MAGGIE PAGANO: Pharma industry doing so well because ministers and commerce have been collaborating at an exceptional level for some decades
Describing any British industry as world-class these days is sure to get you a poke in the eye from critics who are contemptuous of so-called Anglo-Saxon ‘exceptionalism’.
Yet I am going to risk a black eye and say there are a couple of exceptions, one of them being the UK’s thriving pharmaceuticals and life sciences sector which is without question up there at the top of the class.
Our scientists are brilliant at coming up with drugs and therapies as we have just seen with the latest approval of GSK’s HIV drug and a cancer drug from Astrazeneca, which also hopes to have the Covid-19 vaccine it has developed with Oxford University approved by the end of the year. And of course there is the swiftness with which the authorities approved the roll-out of the Pfizer-BioNTech Covid vaccine.
World-class: Our scientists are brilliant at coming up with drugs and therapies
It’s no accident the pharma industry is doing so well. But the reasons why the sector is so innovative – which may surprise observers who carp about how the Government does not do enough to support industry – is the way ministers and commerce have been collaborating at an exceptional level for some decades. For example, it was David Cameron who appointed the world’s first life sciences minister – George Freeman – and created the Government’s first Life Sciences Industrial Strategy.

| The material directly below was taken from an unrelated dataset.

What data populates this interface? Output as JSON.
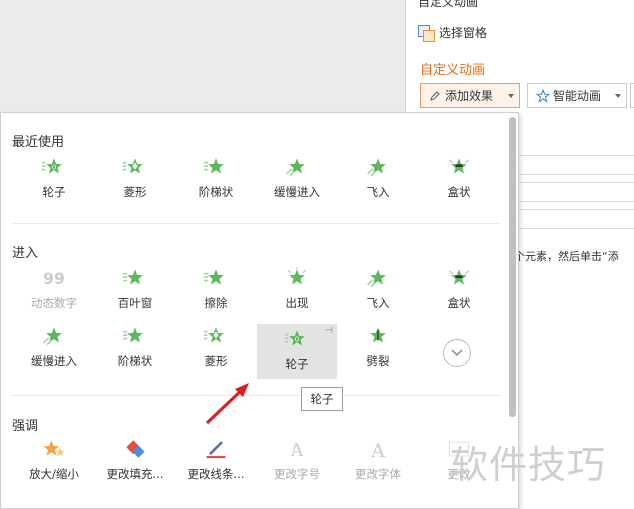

This brought together organisations from across the spectrum – charities, big and little pharma, the Wellcome Trust, patients, the NHS and trade bodies – to bash heads and work out tactics to improve research and investment.
Simultaneously the UK has seen the most extraordinary eco-system emerge between universities, hospitals and private industry through the golden triangle of Oxford, Cambridge and London, and increasingly with other clusters across the regions.
Add to this network, the massive database provided by the NHS and the National Institute for Health Research enabling clinical ‘bench to bedside’ research, and you have another form of indirect government support. Back in April, the Department of Health, the NHS and Oxford University launched the world’s biggest controlled trial of Covid-19 treatments, which included thousands of patients and 30 different treatments.
There are other factors but it’s the collaboration which is second to none. The industry is also one of the faster growing in the country. As well as the UK’s two global giants, GSK and Astrazeneca, there are 6,000 or so specialist life science companies that turn over billions a year and employ hundreds of thousands of people.
Most of the world’s top pharma companies have UK bases, drawing on the latest innovations from rare diseases to gene therapy.
Sensibly, the Government wants to capitalise on the UK’s strength by speeding up the approval of new drugs and other treatments. After the success of the vaccine, the Medicines and Healthcare products Regulatory Agency – now separate from the EU – is launching a new innovation licensing pathway next year, aimed at accelerating the approval process with rolling reviews, helping companies with manufacturing and attracting more inward investment.
This is a laudable ambition. But will it work? The UK’s own market for drugs is only 3 per cent of world sales. This suggests that it will only be worthwhile for overseas companies to use the UK’s new procedures if they are confident their treatments will be approved and used swiftly – and approved elsewhere. If the Government is to make this pathway work, the regulator will have to show its evaluation processes are not just world-class but world-leading.
Watch those curves
Watching the unravelling of a once successful empire – even one owned by that rascal Philip Green – is never fun because of the jobs lost and careers wrecked.
Yet there are a few glimmers of hope coming from Arcadia’s collapse, especially for those who may have, how shall we say, added a little padding during lockdown. Australia’s City Chic Collective has bought Evans, the ladies’ plus-size fashion chain, from the administrators.
While Evans has had a good run over the last year, most sales have now moved online so sadly all stores and concessions will be closed with hundreds of jobs lost.
But City Chic’s boss, Phil Ryan, wants Evans to get plumper, and plans to use the site as a launch pad from which to sell to Europe’s larger ladies. Ryan puts it more politely: ‘Our vision has always been to lead a world of curves.’
The global market is worth $50billion, and can only get curvier if we are kept under house arrest for much longer. Clearly a man to watch.